Journalists urged to be responsible
Christopher Serju, Gleaner Writer
Richard Thompson, acting director general of the Office of Disaster Preparedness and Emergency Management, has appealed to journalists and other communications experts to be responsible in their coverage and reportage of chikungunya-related issues.
"You have heard some of the myths around chikungunya … so it is essential in disaster management to look at crisis communication, and crisis communication is giving timely and accurate information but not panicking the public, and that is very critical," he told Thursday's weekly meeting of the Rotary Club of Kingston at the Liguanea Club, New Kingston. "If people are operating on myths, then they will activate their own personal responses in order to make themselves better."
Describing the chikungunya situation as a pandemic, Thompson said a key aspect of preparing for disasters and coping with any kind of emergency has to be the availability of sound information, which can properly inform public awareness and action.
"The lucky thing for us is that the situation that we are dealing with is not one in which you find that people have died, but in terms of disaster emergency, proper information and timely information will save lives, so that is critical," he stressed.
The disaster-preparedness expert called on communicators to exhibit a high sense of accountability since misinformation can devastate the economies of small-island developing states such as Jamaica, which can ill-afford this financial fallout.
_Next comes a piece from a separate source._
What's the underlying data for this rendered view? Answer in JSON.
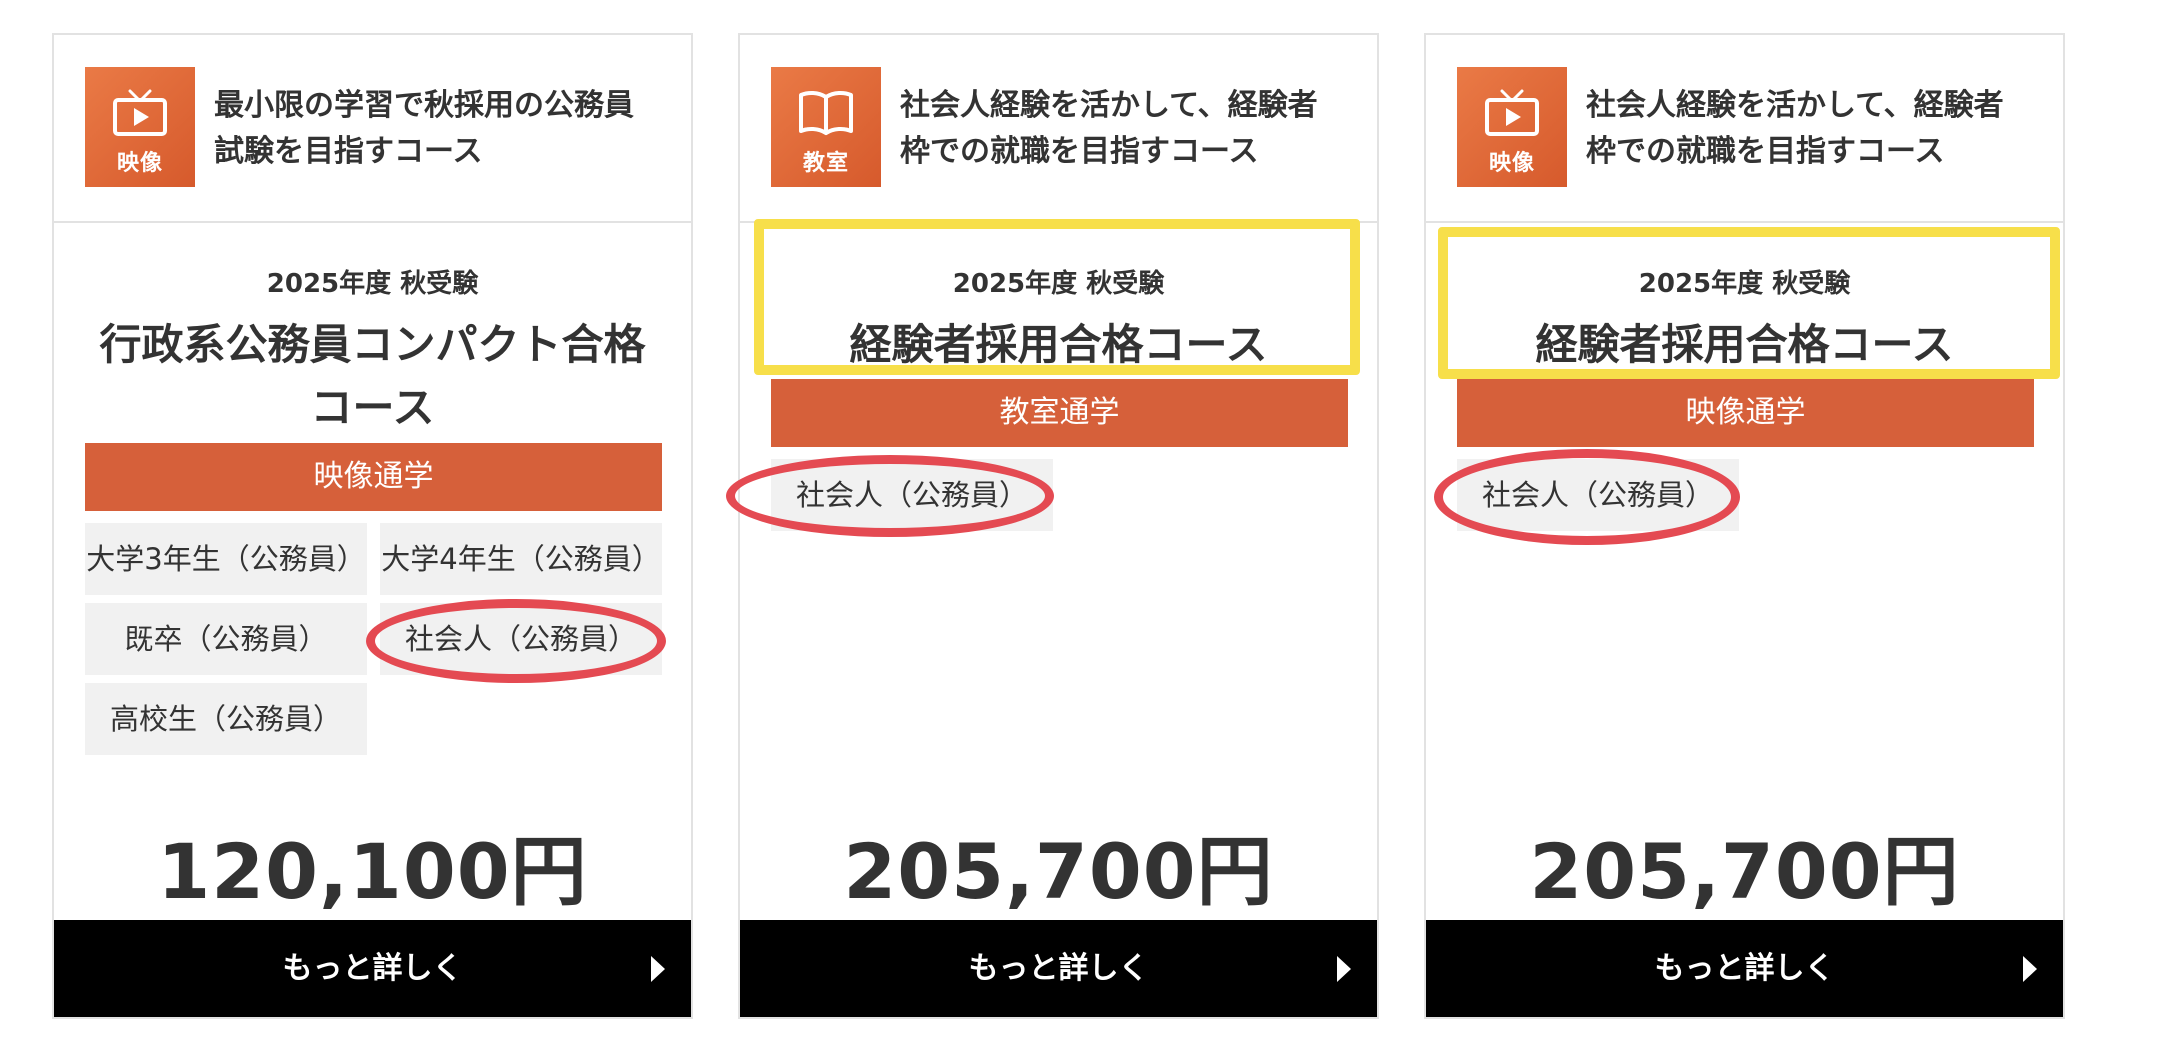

"It is essential not to do any damage, so there is a great responsibility on the part of communicators - whether those who are involved in crisis communication or those who are involved in aspects of media communications - to ensure that you cause no adverse impact on your economy," Thompson noted.